Your goal —
The entries that follow should be duplicated in full, without a single alteration.

Data about app and page elements
• • • • • • •
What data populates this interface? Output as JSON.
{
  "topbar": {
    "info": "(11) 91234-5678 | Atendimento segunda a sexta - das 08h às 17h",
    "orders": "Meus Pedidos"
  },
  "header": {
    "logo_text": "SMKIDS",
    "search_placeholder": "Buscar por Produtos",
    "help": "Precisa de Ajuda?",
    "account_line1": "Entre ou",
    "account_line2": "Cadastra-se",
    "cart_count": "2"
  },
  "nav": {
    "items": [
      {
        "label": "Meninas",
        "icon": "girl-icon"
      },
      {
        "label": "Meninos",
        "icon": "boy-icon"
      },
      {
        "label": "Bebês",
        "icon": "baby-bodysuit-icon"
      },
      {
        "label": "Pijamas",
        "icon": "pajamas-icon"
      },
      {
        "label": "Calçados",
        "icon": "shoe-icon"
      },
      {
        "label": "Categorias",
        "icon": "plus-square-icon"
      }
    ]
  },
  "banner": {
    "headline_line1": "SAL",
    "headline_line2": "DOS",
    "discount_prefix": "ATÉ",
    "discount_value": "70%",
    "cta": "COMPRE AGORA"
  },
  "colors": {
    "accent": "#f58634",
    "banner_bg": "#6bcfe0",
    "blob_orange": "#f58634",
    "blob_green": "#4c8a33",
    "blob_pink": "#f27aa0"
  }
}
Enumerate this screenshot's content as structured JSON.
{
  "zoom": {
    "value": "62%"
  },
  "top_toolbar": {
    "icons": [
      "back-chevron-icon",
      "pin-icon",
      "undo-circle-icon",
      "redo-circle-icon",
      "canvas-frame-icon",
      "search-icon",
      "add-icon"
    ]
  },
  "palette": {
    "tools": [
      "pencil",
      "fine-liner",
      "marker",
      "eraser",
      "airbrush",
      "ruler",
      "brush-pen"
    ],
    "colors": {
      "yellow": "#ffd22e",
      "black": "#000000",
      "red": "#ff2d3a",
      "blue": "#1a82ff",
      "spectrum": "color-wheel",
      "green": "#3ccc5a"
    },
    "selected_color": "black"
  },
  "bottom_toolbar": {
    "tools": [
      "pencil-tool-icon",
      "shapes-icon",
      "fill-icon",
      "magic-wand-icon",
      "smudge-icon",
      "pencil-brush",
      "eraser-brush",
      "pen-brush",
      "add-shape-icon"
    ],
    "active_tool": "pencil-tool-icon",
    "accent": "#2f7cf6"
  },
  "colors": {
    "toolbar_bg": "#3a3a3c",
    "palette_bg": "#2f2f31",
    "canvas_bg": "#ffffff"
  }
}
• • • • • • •
The answer —
What data populates this interface? Output as JSON.
{
  "topbar": {
    "info": "(11) 91234-5678 | Atendimento segunda a sexta - das 08h às 17h",
    "orders": "Meus Pedidos"
  },
  "header": {
    "logo_text": "SMKIDS",
    "search_placeholder": "Buscar por Produtos",
    "help": "Precisa de Ajuda?",
    "account_line1": "Entre ou",
    "account_line2": "Cadastra-se",
    "cart_count": "2"
  },
  "nav": {
    "items": [
      {
        "label": "Meninas",
        "icon": "girl-icon"
      },
      {
        "label": "Meninos",
        "icon": "boy-icon"
      },
      {
        "label": "Bebês",
        "icon": "baby-bodysuit-icon"
      },
      {
        "label": "Pijamas",
        "icon": "pajamas-icon"
      },
      {
        "label": "Calçados",
        "icon": "shoe-icon"
      },
      {
        "label": "Categorias",
        "icon": "plus-square-icon"
      }
    ]
  },
  "banner": {
    "headline_line1": "SAL",
    "headline_line2": "DOS",
    "discount_prefix": "ATÉ",
    "discount_value": "70%",
    "cta": "COMPRE AGORA"
  },
  "colors": {
    "accent": "#f58634",
    "banner_bg": "#6bcfe0",
    "blob_orange": "#f58634",
    "blob_green": "#4c8a33",
    "blob_pink": "#f27aa0"
  }
}
Enumerate this screenshot's content as structured JSON.
{
  "zoom": {
    "value": "62%"
  },
  "top_toolbar": {
    "icons": [
      "back-chevron-icon",
      "pin-icon",
      "undo-circle-icon",
      "redo-circle-icon",
      "canvas-frame-icon",
      "search-icon",
      "add-icon"
    ]
  },
  "palette": {
    "tools": [
      "pencil",
      "fine-liner",
      "marker",
      "eraser",
      "airbrush",
      "ruler",
      "brush-pen"
    ],
    "colors": {
      "yellow": "#ffd22e",
      "black": "#000000",
      "red": "#ff2d3a",
      "blue": "#1a82ff",
      "spectrum": "color-wheel",
      "green": "#3ccc5a"
    },
    "selected_color": "black"
  },
  "bottom_toolbar": {
    "tools": [
      "pencil-tool-icon",
      "shapes-icon",
      "fill-icon",
      "magic-wand-icon",
      "smudge-icon",
      "pencil-brush",
      "eraser-brush",
      "pen-brush",
      "add-shape-icon"
    ],
    "active_tool": "pencil-tool-icon",
    "accent": "#2f7cf6"
  },
  "colors": {
    "toolbar_bg": "#3a3a3c",
    "palette_bg": "#2f2f31",
    "canvas_bg": "#ffffff"
  }
}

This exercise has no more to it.